Again, the planned thread of ed posts are interrupted by an idea that is more pressing. See it as a bit of relevant escapism if you will. Not that Money Man is a guru, but he has been asked many times by fellow traders how to get out of a tight spot they were finding themselves in. Now we all know that giving financial advice, especially for a character without official identification, is not encouraged. There is a reason for this that we will touch on later.
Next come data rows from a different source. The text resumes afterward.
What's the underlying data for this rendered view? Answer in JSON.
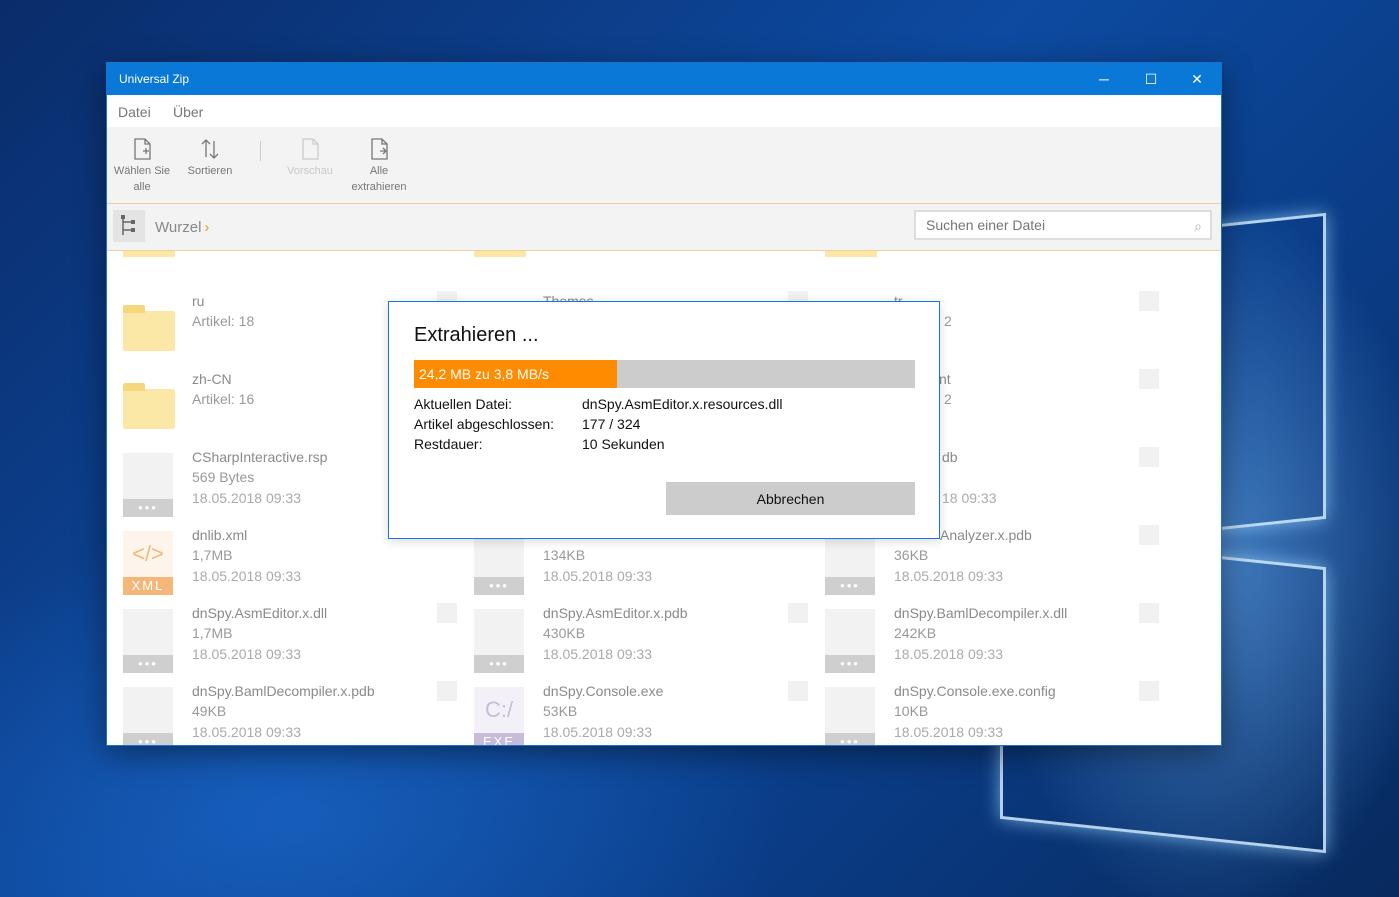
{
  "window": {
    "title": "Universal Zip",
    "controls": {
      "minimize": "─",
      "maximize": "☐",
      "close": "✕"
    }
  },
  "menu": {
    "items": [
      "Datei",
      "Über"
    ]
  },
  "ribbon": {
    "select_all": "Wählen Sie alle",
    "sort": "Sortieren",
    "preview": "Vorschau",
    "extract_all": "Alle extrahieren"
  },
  "path": {
    "root": "Wurzel",
    "chevron": "›"
  },
  "search": {
    "placeholder": "Suchen einer Datei",
    "icon": "search-icon"
  },
  "files": [
    {
      "name": "ru",
      "line2": "Artikel: 18",
      "line3": "",
      "kind": "folder"
    },
    {
      "name": "Themes",
      "line2": "",
      "line3": "",
      "kind": "folder"
    },
    {
      "name": "tr",
      "line2": "2",
      "line3": "",
      "kind": "folder"
    },
    {
      "name": "zh-CN",
      "line2": "Artikel: 16",
      "line3": "",
      "kind": "folder"
    },
    {
      "name": "",
      "line2": "",
      "line3": "",
      "kind": "none"
    },
    {
      "name": "nt",
      "line2": "2",
      "line3": "",
      "kind": "folder"
    },
    {
      "name": "CSharpInteractive.rsp",
      "line2": "569 Bytes",
      "line3": "18.05.2018 09:33",
      "kind": "doc"
    },
    {
      "name": "",
      "line2": "",
      "line3": "",
      "kind": "none"
    },
    {
      "name": "db",
      "line2": "",
      "line3": "18 09:33",
      "kind": "doc"
    },
    {
      "name": "dnlib.xml",
      "line2": "1,7MB",
      "line3": "18.05.2018 09:33",
      "kind": "xml"
    },
    {
      "name": "",
      "line2": "134KB",
      "line3": "18.05.2018 09:33",
      "kind": "doc"
    },
    {
      "name": "Analyzer.x.pdb",
      "line2": "36KB",
      "line3": "18.05.2018 09:33",
      "kind": "doc"
    },
    {
      "name": "dnSpy.AsmEditor.x.dll",
      "line2": "1,7MB",
      "line3": "18.05.2018 09:33",
      "kind": "doc"
    },
    {
      "name": "dnSpy.AsmEditor.x.pdb",
      "line2": "430KB",
      "line3": "18.05.2018 09:33",
      "kind": "doc"
    },
    {
      "name": "dnSpy.BamlDecompiler.x.dll",
      "line2": "242KB",
      "line3": "18.05.2018 09:33",
      "kind": "doc"
    },
    {
      "name": "dnSpy.BamlDecompiler.x.pdb",
      "line2": "49KB",
      "line3": "18.05.2018 09:33",
      "kind": "doc"
    },
    {
      "name": "dnSpy.Console.exe",
      "line2": "53KB",
      "line3": "18.05.2018 09:33",
      "kind": "exe"
    },
    {
      "name": "dnSpy.Console.exe.config",
      "line2": "10KB",
      "line3": "18.05.2018 09:33",
      "kind": "doc"
    }
  ],
  "badges": {
    "dots": "•••",
    "xml": "XML",
    "exe": "EXE",
    "xml_glyph": "</>",
    "exe_glyph": "C:/"
  },
  "dialog": {
    "title": "Extrahieren ...",
    "progress_text": "24,2 MB zu 3,8 MB/s",
    "progress_fraction": 0.405,
    "current_file_label": "Aktuellen Datei:",
    "current_file_value": "dnSpy.AsmEditor.x.resources.dll",
    "items_done_label": "Artikel abgeschlossen:",
    "items_done_value": "177 / 324",
    "remaining_label": "Restdauer:",
    "remaining_value": "10 Sekunden",
    "cancel_label": "Abbrechen"
  },
  "colors": {
    "accent": "#0a78d7",
    "progress": "#ff8c00",
    "folder": "#fbe7a6"
  }
}
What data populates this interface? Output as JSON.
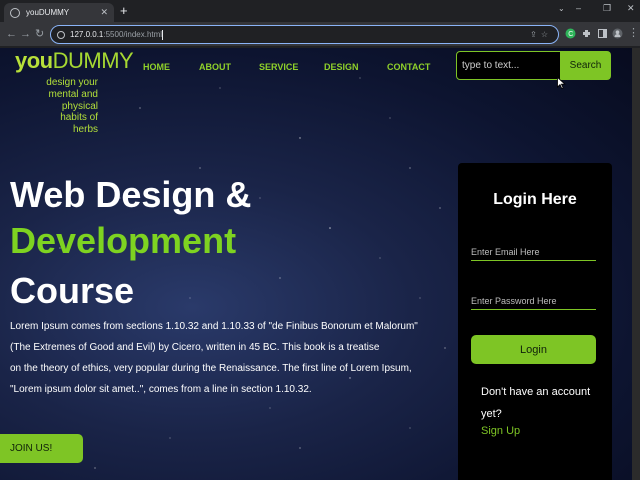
{
  "browser": {
    "tab_title": "youDUMMY",
    "new_tab": "+",
    "window_controls": [
      "⌄",
      "–",
      "❐",
      "✕"
    ],
    "url_host": "127.0.0.1",
    "url_rest": ":5500/index.html"
  },
  "site": {
    "logo_you": "you",
    "logo_dummy": "DUMMY",
    "tagline": "design your mental and physical habits of herbs",
    "nav": [
      "HOME",
      "ABOUT",
      "SERVICE",
      "DESIGN",
      "CONTACT"
    ],
    "search_placeholder": "type to text...",
    "search_button": "Search"
  },
  "hero": {
    "line1": "Web Design &",
    "line2": "Development",
    "line3": "Course",
    "paragraph_lines": [
      "Lorem Ipsum comes from sections 1.10.32 and 1.10.33 of \"de Finibus Bonorum et Malorum\"",
      "(The Extremes of Good and Evil) by Cicero, written in 45 BC. This book is a treatise",
      "on the theory of ethics, very popular during the Renaissance. The first line of Lorem Ipsum,",
      "\"Lorem ipsum dolor sit amet..\", comes from a line in section 1.10.32."
    ],
    "join_button": "JOIN US!"
  },
  "login": {
    "title": "Login Here",
    "email_placeholder": "Enter Email Here",
    "password_placeholder": "Enter Password Here",
    "login_button": "Login",
    "no_account": "Don't have an account yet?",
    "signup": "Sign Up"
  },
  "colors": {
    "accent": "#7ec525",
    "logo": "#b8e03a",
    "card": "#000000"
  }
}
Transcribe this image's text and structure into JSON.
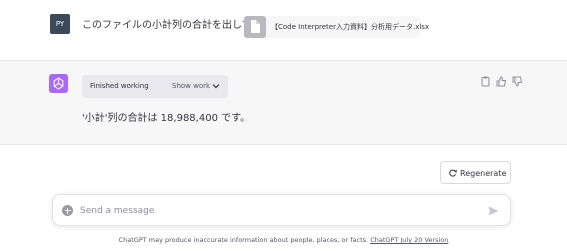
{
  "user_message": {
    "avatar_initials": "PY",
    "text": "このファイルの小計列の合計を出してください",
    "attachment": {
      "file_name": "【Code Interpreter入力資料】分析用データ.xlsx",
      "icon": "file-icon"
    }
  },
  "assistant_message": {
    "status_label": "Finished working",
    "show_work_label": "Show work",
    "answer": "'小計'列の合計は 18,988,400 です。",
    "actions": [
      "copy-icon",
      "thumbs-up-icon",
      "thumbs-down-icon"
    ]
  },
  "regenerate": {
    "label": "Regenerate"
  },
  "composer": {
    "placeholder": "Send a message"
  },
  "footer": {
    "text": "ChatGPT may produce inaccurate information about people, places, or facts. ",
    "version_link": "ChatGPT July 20 Version"
  },
  "colors": {
    "bot_avatar": "#ab68ff",
    "user_avatar": "#3b4a5a"
  }
}
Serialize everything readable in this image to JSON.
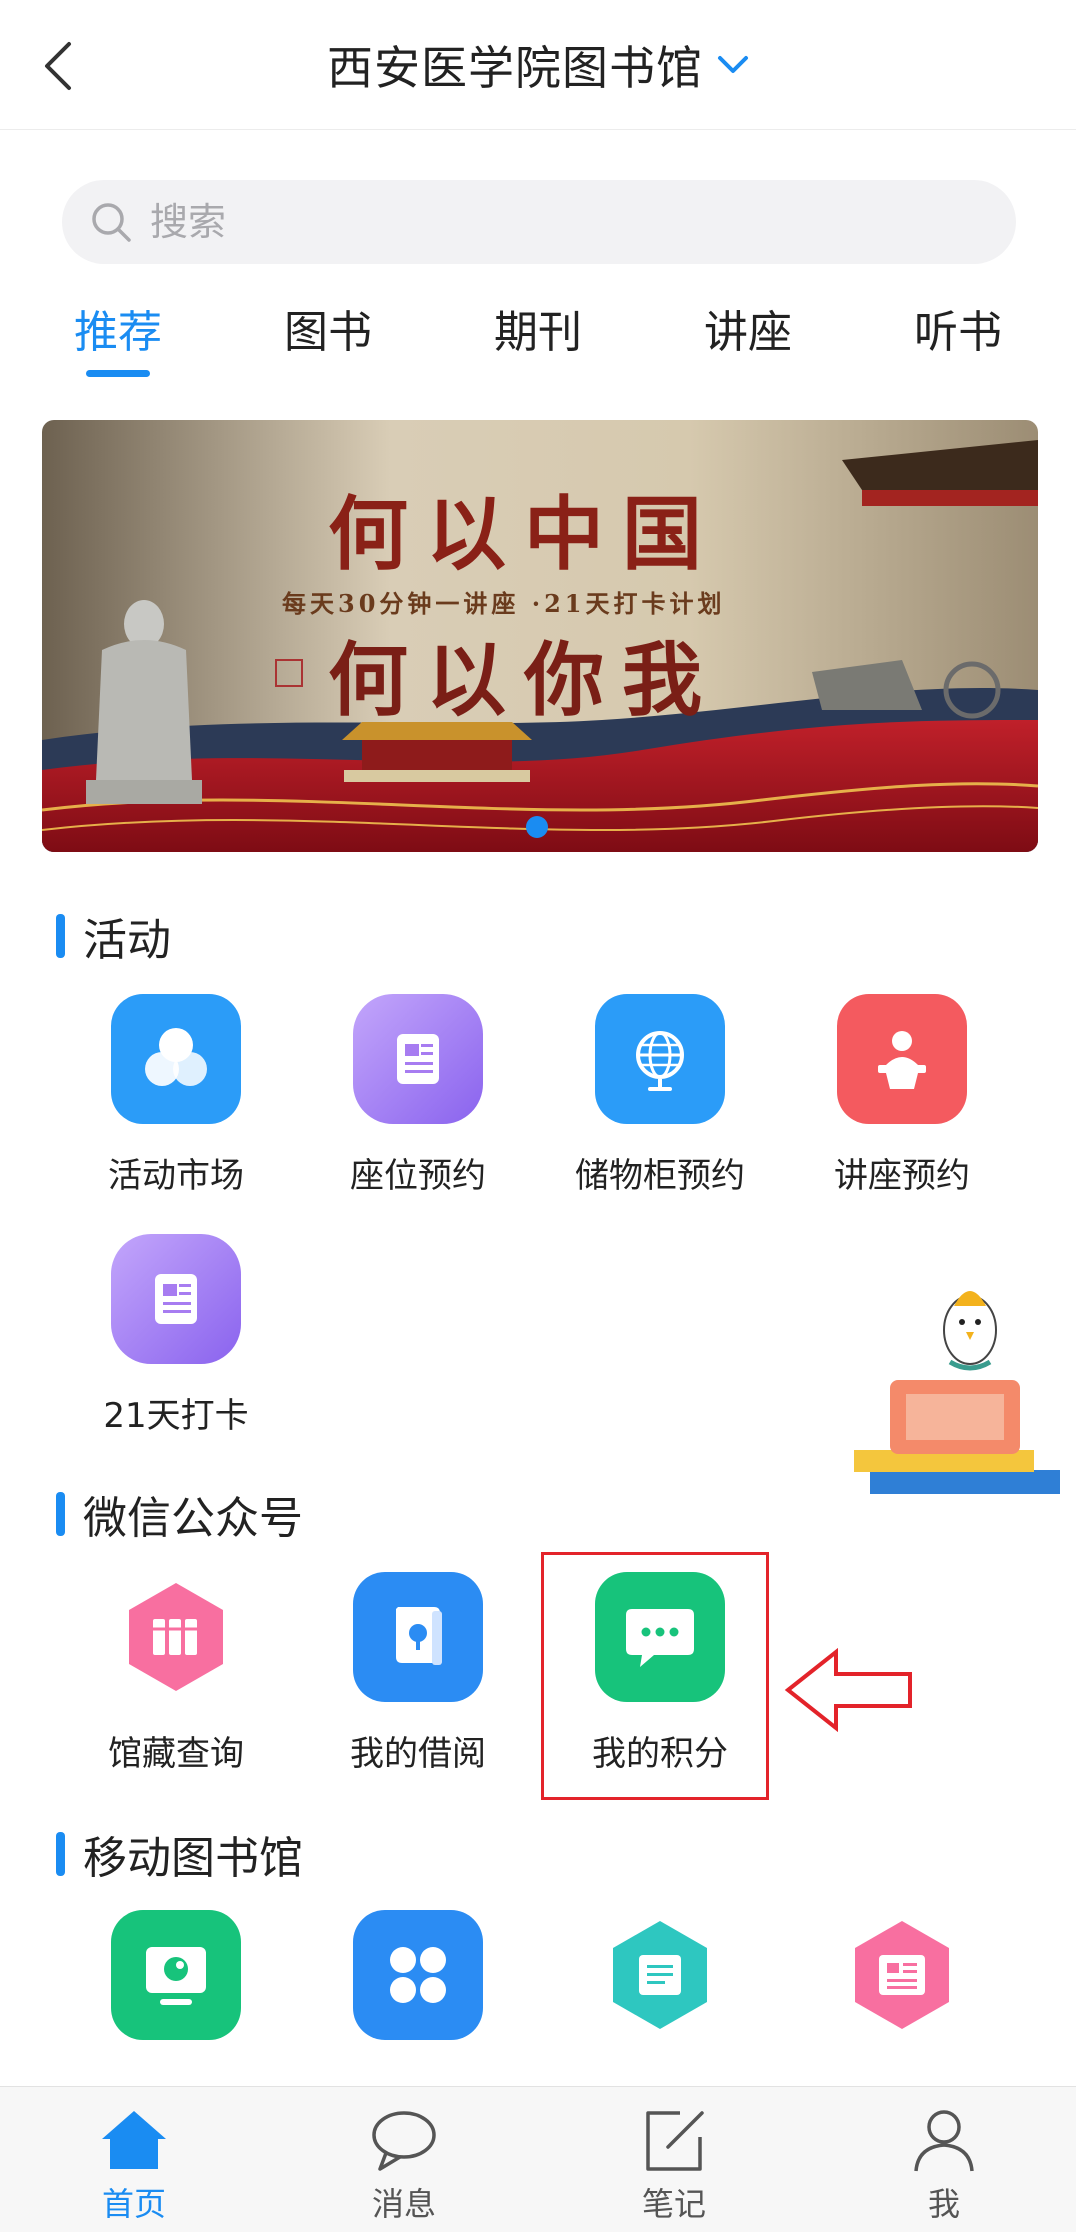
{
  "header": {
    "title": "西安医学院图书馆"
  },
  "search": {
    "placeholder": "搜索"
  },
  "tabs": [
    {
      "label": "推荐",
      "active": true
    },
    {
      "label": "图书",
      "active": false
    },
    {
      "label": "期刊",
      "active": false
    },
    {
      "label": "讲座",
      "active": false
    },
    {
      "label": "听书",
      "active": false
    }
  ],
  "banner": {
    "line1": "何以中国",
    "subtitle": "每天30分钟一讲座 ·21天打卡计划",
    "line2": "何以你我",
    "page_indicator": {
      "current": 1,
      "total": 1
    }
  },
  "sections": {
    "activities": {
      "title": "活动",
      "items": [
        {
          "label": "活动市场",
          "icon": "circles-icon",
          "color": "#2b9cf8"
        },
        {
          "label": "座位预约",
          "icon": "document-icon",
          "color": "#a77cf1"
        },
        {
          "label": "储物柜预约",
          "icon": "globe-icon",
          "color": "#2b9cf8"
        },
        {
          "label": "讲座预约",
          "icon": "lecturer-icon",
          "color": "#f45a5f"
        },
        {
          "label": "21天打卡",
          "icon": "document-icon",
          "color": "#a77cf1"
        }
      ]
    },
    "wechat": {
      "title": "微信公众号",
      "items": [
        {
          "label": "馆藏查询",
          "icon": "books-icon",
          "color": "#f86fa0"
        },
        {
          "label": "我的借阅",
          "icon": "book-icon",
          "color": "#2b8cf3"
        },
        {
          "label": "我的积分",
          "icon": "chat-icon",
          "color": "#17c37b"
        }
      ]
    },
    "mobile_library": {
      "title": "移动图书馆",
      "items": [
        {
          "label": "",
          "icon": "screen-icon",
          "color": "#17c37b"
        },
        {
          "label": "",
          "icon": "grid-icon",
          "color": "#2b8cf3"
        },
        {
          "label": "",
          "icon": "scroll-icon",
          "color": "#2ec7c0"
        },
        {
          "label": "",
          "icon": "news-icon",
          "color": "#f86fa0"
        }
      ]
    }
  },
  "bottom_nav": [
    {
      "label": "首页",
      "icon": "home-icon",
      "active": true
    },
    {
      "label": "消息",
      "icon": "message-icon",
      "active": false
    },
    {
      "label": "笔记",
      "icon": "note-icon",
      "active": false
    },
    {
      "label": "我",
      "icon": "person-icon",
      "active": false
    }
  ],
  "colors": {
    "accent": "#1a8cf2",
    "highlight": "#e3232a"
  }
}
Reading his previous ed posts should give a fairly comprehensive idea as to how traders end up in these situations. But ‘bringing it back here’, the first time Money Man was asked such a question was, I think in 2017 (he did not exist then in this form, but I am having him earn his keep). It was something like a listing on Coinbase of some cryptos that caused a serious rally in price. Followed by a steep correction. The trader frantically wanted to know if s/he should bail or stick in it. Once a trader starts asking, “what should I do?” or desperately looking for somebody to tell them where the price is definitely going next, the trader has lost control as price has gone outside of his tolerance. Money Man foolishly advised the trader that the price would go to the level the exuberance started from. He was ridiculed straight away as trying to be a guru. Price luckily did return to that level and he was hailed as a guru. What was foolish about that advice then? The problem with it was that it was one trader, publicly on an exchange chat, telling another exactly how to trade.
Money Man has evolved since those days and hopefully grown wiser. He came to realize that his answer then could have been much better. For one, he offered his take as a solution to somebody else’s problem. It was done in arrogance, thinking he knew the unknown with inevitability. Putting himself at risk of causing harm to somebody else through maybe understanding the problem but not knowing the person having the problem and what their goals were, or what their tolerances were. Also, why did the trader ask the question? Because they were outside of their comfort zone / tolerance and could not get to clear thinking. It was not good for anybody to offer such a specific answer, even though it worked out. By doing that he chipped away at that trader’s sense of competence and confidence. Getting to know how valuable your sense of self is, should get you to realize how important it is to stay humble, for your own sake and the sake of others.
People are vulnerable when their emotions take over and prevent them from thinking clearly – why there is a legal attempt to prevent possible charlatans from getting control of the mind of others when vulnerable (more on vulnerability and emotions in the PS). They start to look outside themselves for answers and neglect what they already have. Here lies the kicker: you have to plan and trade yourself out of the situation. You are capable. Your emotions incapacitate you, so get rid of them.
How? Money Man advises that you take the chart and look at decision levels, patterns, trends, or whatever your trading is based on (if it is simply based on hunches – you are in serious trouble). Take your calculator, work out what all the eventualities would mean and decide what is within your tolerance. Put your orders in (not market, but limit orders and conditional orders. How many times have you already felt negative emotions about market orders?). Now you have built your acceptance into the eventualities. Put alerts on (Trading View has great alerts), to reassure yourself that the sky will not fall without you knowing and then walk away for a set amount of time. Go do what will get your mind away and quill your emotions and make you feel good about yourself. Indulge in a little escapism. When you get back to the screen again, do the same as above until you feel back in control. Accept whatever happens. Accept that you will never be 100% right, but you steadied the ship yourself. Through this you will retain your confidence, not be vulnerable, and learn things which are worth the money (possibly lost) paid to learn.
Conclusion: Prevent yourself from losing control in the first place – have a read of previous ed posts to see Money Man’s ideas on this. Make sure that you know your tolerance and build it into your trades. Be kind to yourself, you are human. All traders end up finding themselves trading in discomfort every so often, so figure out what makes it more comfortable for yourself. Very important to me: Please leave a like if you appreciate the effort, please leave a comment to develop this further and Please follow if you think this thread is leading somewhere that you would like to know about.
PS We all know advertising is built on playing on your emotions. What a successful industry that is? It targets your vulnerabilities – your emotions. Fear, greed, lust, etc, etc are well known negative emotions and mindsets, but there are positive emotions too: empathy, respect, humility, etc. These are what make humanity collectively stronger. They are not self-centred but build community. They build you up when you build others up. Help me here, but I think they all could be described as wisdom (a hard word to use when talking about trading as it requires a rewiring of the mind and sounds ‘guru-ish’). Trading is not a zero-sum game, nor is life a competition. Doing it well is the goal.